First of all, Venceremos doesn’t criticize the survival programs per se. What they criticize is the fact that those programs are more and more being co-opted into and by the establishment, i.e. by capitalism. As for the ’racist sissy’ part, Venceremos labeled the (white) members who split with that term because they blindly followed the leadership of Huey P. Newton without seeing the practice that came out of his leadership, and because they would accept no criticism and refused to struggle over the issue to find unity.

The cause of the split was not just “a matter of tactics.” The split occurred because those members mentioned above who split refused to recognize the fact that the Black Panther Party was becoming totally revisionist, that it had given up the idea of even thinking about tactics for a revolution.

The transformation to revisionism is easily traceable in Huey P. Newton’s speeches: of May 29, 1971, “What we are interested in is for it (the system) to correct itself as much as it can do and after that if it doesn’t do everything that the people think is necessary then we’ll think about reorganizing things. November 29, 1971, “We don’t have to go through a socialist phase.” January 29, 1972, “We’re going to put down our guns and work within the system.”

Direct Contradiction

This tactic is in direct contradiction to “the idea, according to the Panthers ... to bring people to a “revolutionary consciousness” by serving them and having them participate in community programs.”

An organization cannot “work within the system” or “put down its guns” and still be revolutionary or build revolutionary consciousness. As Mao Tse-tung points out, “a revolution is an insurrection, an act of violence by which one class overthrows another,” and to overthrow any oppressive government takes guns. History shows that no ruling class has ever given up its power peacefully. To “put down our guns” means that the Panther and ISCCF programs are open to attack by the police, who remain convinced that the Panthers are out to destroy them.

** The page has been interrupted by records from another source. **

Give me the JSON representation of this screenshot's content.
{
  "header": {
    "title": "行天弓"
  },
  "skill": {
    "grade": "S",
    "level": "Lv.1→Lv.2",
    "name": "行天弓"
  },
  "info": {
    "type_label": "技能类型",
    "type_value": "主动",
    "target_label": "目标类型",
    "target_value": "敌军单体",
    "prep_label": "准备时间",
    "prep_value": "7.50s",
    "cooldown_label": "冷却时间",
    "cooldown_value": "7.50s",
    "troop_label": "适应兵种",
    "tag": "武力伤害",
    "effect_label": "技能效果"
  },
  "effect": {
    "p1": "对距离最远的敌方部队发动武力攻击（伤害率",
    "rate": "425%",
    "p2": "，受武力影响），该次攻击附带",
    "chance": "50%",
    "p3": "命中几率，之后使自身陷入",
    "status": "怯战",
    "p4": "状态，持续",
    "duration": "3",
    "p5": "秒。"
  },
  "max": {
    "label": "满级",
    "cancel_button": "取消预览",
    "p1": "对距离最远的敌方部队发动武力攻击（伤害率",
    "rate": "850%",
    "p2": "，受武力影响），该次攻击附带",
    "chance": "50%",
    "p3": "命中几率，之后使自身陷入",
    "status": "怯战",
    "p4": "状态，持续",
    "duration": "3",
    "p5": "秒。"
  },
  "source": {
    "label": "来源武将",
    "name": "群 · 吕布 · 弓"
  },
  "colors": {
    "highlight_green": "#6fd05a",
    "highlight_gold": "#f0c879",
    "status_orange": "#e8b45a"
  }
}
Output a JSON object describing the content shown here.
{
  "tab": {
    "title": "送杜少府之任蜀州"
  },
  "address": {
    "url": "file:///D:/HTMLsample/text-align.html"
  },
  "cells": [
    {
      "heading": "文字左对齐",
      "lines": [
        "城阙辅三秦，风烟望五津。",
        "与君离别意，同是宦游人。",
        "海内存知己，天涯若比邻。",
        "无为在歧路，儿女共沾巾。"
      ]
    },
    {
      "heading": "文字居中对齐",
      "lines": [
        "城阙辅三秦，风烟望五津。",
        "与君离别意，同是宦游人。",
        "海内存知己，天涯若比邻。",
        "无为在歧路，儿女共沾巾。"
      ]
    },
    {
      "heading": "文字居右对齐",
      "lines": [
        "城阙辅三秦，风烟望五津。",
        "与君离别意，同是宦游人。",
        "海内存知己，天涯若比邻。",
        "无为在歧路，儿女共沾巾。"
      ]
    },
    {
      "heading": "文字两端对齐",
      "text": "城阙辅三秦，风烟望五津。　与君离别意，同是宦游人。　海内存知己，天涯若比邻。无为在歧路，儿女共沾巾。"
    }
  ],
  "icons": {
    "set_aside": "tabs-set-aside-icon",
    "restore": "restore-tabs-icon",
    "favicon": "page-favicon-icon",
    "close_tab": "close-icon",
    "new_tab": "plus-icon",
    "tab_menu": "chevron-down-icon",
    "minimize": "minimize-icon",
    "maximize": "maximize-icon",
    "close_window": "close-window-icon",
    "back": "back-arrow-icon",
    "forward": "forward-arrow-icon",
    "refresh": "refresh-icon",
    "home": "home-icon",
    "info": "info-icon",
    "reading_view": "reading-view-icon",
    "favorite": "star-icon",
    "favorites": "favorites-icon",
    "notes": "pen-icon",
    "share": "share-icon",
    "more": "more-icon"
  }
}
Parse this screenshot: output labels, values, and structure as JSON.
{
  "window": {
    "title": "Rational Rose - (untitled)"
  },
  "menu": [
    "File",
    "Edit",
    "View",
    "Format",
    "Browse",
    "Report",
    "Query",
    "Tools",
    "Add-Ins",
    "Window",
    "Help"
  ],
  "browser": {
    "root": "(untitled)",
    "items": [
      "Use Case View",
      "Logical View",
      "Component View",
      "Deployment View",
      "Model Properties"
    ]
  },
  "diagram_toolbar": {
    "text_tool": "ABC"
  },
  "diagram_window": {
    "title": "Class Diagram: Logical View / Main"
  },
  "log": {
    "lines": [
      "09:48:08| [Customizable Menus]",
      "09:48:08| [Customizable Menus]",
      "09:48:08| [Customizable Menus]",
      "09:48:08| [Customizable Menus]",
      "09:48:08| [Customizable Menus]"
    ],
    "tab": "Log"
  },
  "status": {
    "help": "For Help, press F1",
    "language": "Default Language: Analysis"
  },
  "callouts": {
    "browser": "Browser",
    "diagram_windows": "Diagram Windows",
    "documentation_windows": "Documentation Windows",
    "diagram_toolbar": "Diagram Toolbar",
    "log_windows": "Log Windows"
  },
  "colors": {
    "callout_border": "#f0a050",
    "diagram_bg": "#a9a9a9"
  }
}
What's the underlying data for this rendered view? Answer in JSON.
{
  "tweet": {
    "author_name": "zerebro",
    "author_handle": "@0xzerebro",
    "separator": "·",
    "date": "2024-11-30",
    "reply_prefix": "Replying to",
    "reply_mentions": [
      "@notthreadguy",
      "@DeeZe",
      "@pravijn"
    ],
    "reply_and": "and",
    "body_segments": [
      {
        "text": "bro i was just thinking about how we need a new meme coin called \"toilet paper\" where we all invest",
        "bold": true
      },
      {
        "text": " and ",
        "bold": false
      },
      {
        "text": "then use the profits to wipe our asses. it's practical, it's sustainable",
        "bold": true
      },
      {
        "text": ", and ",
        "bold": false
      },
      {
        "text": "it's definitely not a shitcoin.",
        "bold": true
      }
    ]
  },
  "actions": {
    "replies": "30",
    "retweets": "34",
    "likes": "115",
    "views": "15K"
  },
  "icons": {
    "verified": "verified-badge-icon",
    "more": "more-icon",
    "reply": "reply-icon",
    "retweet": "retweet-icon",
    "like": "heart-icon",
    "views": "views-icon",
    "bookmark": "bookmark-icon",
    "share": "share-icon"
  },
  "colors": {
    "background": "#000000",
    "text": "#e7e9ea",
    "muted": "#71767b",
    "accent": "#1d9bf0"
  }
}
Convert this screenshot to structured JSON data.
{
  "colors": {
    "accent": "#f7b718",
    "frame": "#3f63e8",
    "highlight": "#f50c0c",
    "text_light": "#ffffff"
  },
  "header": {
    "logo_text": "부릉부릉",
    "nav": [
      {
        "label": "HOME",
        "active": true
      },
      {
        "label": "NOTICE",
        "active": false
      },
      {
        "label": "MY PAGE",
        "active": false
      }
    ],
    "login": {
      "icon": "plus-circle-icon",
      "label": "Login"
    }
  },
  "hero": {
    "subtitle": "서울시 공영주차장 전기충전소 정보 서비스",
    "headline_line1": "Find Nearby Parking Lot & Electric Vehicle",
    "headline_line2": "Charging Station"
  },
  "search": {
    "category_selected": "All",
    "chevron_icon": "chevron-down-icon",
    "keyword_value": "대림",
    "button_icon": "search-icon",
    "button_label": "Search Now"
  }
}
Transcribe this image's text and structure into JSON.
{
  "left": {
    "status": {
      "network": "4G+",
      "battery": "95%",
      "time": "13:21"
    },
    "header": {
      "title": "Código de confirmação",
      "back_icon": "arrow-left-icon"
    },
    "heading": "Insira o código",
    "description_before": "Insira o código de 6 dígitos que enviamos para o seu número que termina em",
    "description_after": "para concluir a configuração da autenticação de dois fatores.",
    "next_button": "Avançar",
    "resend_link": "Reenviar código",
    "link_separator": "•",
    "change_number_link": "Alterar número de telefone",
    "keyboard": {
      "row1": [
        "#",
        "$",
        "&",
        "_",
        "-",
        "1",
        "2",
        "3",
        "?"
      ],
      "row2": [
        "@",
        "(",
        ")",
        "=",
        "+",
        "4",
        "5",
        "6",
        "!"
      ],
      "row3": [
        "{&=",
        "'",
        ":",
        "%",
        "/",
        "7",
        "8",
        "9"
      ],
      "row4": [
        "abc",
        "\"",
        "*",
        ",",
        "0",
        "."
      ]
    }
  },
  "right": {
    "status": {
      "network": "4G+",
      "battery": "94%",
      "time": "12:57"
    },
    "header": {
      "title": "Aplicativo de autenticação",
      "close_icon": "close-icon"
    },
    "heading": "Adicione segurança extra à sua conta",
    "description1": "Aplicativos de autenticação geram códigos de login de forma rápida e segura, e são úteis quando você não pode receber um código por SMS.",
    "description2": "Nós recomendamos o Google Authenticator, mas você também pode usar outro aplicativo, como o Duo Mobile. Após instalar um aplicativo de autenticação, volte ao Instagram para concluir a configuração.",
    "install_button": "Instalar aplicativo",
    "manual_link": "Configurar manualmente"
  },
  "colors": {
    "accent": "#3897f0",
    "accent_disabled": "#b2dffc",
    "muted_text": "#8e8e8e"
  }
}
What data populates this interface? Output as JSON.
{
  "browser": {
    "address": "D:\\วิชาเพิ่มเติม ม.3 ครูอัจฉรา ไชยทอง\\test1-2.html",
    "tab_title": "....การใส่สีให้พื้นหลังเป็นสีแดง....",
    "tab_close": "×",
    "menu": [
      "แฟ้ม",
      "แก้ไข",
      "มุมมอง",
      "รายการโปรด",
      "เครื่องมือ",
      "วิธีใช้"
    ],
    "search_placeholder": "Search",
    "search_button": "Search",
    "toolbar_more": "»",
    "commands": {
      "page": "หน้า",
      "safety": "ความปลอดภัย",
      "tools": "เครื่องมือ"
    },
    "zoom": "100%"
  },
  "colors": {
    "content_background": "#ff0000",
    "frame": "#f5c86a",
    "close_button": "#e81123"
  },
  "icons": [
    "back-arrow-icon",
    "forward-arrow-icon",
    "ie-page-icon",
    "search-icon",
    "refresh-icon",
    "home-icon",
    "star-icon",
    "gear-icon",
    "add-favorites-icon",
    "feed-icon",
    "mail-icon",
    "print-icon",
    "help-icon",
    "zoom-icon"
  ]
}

To “work within the system” with firm belief that real change is possible by that route, is to admit that revolution in the U.S. is impossible because, as Felix Greene, who has studied American political socio-economic systems for years, puts it, “. . .the fake democracy of capitalism can never by its very nature bring about the fundamental changes that are needed now, for what is called democracy is merely the way in which greed and exploitation have been institutionalized; it is, in other words, designed precisely to prevent fundamental change.” (The Enemy, p. 311)

Within The System

The above should not be taken to mean that Venceremos is totally against working within the system. I have witnessed Venceremos work with city councils, student referendums, the ASSU Senate, and as teachers at Stanford and elsewhere.

Venceremos sees working within the system as part of an overall strategy to effect political change, whereas ISCCF believes in only working within the system. Venceremos understands that fundamental change will only come when the capitalist ruling class is no longer in power.

If a revolutionary organization does not stick to its Marxist-Leninist ideology, it will be co-opted by capitalism, as the Communist Party in the U.S. has been and the Black Panther Party and ISCCF are being. If the members of an organization don’t “sit back and read . . . Marx and Lenin” (Sharon Winslow) at least daily, they will fall to revisionist tactics of “working within the system” and “put(ting) down our guns.” Just as practice determines theory, does theory determine practice.

So it should be clear that the principal antagonism between Venceremos and ISCCF and the Black Panther Party is not over a question of survival programs. Both organizations have those. It is rather a question of the tactic of the latter organization of working only within the system for minor reforms, and Venceremos’ tactic of fundamental change, “complete satisfaction” (in the words of the late Panther Fred Hampton)–by any means necessary.

(Rick Cumings is a Freshman)